There have been brief moments of reprieve in the drought that has stretched on since 2000 in the western United States—a water-rich 2011, a snow-laden 2019—but those breaks have only highlighted the more dramatic feature of the last few decades: unrelenting dryness.
Without human-driven climate change forcing Earth’s temperatures up, the ongoing drought would still be painful and parched. But it would be unexceptional in the grand scheme of the past 1,200 years.

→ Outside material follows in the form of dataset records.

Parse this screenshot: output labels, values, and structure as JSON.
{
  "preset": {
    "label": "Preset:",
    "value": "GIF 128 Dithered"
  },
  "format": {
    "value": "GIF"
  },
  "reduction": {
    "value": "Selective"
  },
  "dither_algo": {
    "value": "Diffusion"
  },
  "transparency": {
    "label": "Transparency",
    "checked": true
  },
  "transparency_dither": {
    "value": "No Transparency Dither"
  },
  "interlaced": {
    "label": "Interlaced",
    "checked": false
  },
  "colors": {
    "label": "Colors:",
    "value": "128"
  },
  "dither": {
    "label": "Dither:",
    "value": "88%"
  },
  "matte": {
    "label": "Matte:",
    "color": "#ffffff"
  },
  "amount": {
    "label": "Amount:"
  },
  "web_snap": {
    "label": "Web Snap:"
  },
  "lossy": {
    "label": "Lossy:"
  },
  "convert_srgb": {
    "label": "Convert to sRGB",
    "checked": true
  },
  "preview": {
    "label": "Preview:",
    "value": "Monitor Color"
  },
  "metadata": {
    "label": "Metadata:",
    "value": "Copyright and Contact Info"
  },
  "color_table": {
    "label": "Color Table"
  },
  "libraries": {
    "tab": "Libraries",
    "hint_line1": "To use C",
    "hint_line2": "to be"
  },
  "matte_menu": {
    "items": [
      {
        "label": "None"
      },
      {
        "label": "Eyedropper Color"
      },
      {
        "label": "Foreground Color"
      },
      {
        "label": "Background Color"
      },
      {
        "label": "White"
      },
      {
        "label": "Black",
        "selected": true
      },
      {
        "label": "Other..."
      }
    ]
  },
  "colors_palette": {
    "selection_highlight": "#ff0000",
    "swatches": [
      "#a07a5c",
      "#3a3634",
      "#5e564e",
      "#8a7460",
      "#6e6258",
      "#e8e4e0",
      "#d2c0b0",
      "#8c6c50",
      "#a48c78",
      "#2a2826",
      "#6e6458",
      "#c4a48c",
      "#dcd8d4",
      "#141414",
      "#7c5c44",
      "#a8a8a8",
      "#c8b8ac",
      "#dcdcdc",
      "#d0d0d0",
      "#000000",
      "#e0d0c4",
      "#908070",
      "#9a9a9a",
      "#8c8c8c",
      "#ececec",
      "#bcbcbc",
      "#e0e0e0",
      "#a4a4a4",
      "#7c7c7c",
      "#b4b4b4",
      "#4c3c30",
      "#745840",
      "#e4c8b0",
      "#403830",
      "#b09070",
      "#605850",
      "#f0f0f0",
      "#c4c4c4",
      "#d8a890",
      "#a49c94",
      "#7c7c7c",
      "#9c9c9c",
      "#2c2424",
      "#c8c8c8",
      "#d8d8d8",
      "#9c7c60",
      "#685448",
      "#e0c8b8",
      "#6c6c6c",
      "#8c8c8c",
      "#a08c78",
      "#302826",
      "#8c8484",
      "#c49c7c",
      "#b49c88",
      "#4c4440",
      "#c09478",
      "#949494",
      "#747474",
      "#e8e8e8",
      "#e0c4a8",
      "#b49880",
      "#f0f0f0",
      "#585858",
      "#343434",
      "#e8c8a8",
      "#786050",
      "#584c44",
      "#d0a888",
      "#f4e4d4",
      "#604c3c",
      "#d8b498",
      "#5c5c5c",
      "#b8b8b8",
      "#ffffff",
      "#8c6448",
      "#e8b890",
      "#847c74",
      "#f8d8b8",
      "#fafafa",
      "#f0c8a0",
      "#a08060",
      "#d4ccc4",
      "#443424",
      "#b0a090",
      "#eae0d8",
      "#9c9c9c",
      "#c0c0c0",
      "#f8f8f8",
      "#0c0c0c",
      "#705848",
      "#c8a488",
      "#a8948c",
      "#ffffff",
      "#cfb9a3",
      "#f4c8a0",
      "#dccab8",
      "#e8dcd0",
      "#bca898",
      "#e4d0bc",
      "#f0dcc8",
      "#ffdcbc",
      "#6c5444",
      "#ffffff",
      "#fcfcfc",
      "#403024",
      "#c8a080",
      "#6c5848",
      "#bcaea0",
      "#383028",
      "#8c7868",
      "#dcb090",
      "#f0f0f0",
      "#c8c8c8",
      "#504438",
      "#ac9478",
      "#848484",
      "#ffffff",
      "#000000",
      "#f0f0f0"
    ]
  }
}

A new study in Nature Climate Change shows that Earth’s warming climate has made the western drought about 40 percent more severe, making it the region’s driest stretch since A.D. 800. And there’s a very strong chance the drought will continue through 2030.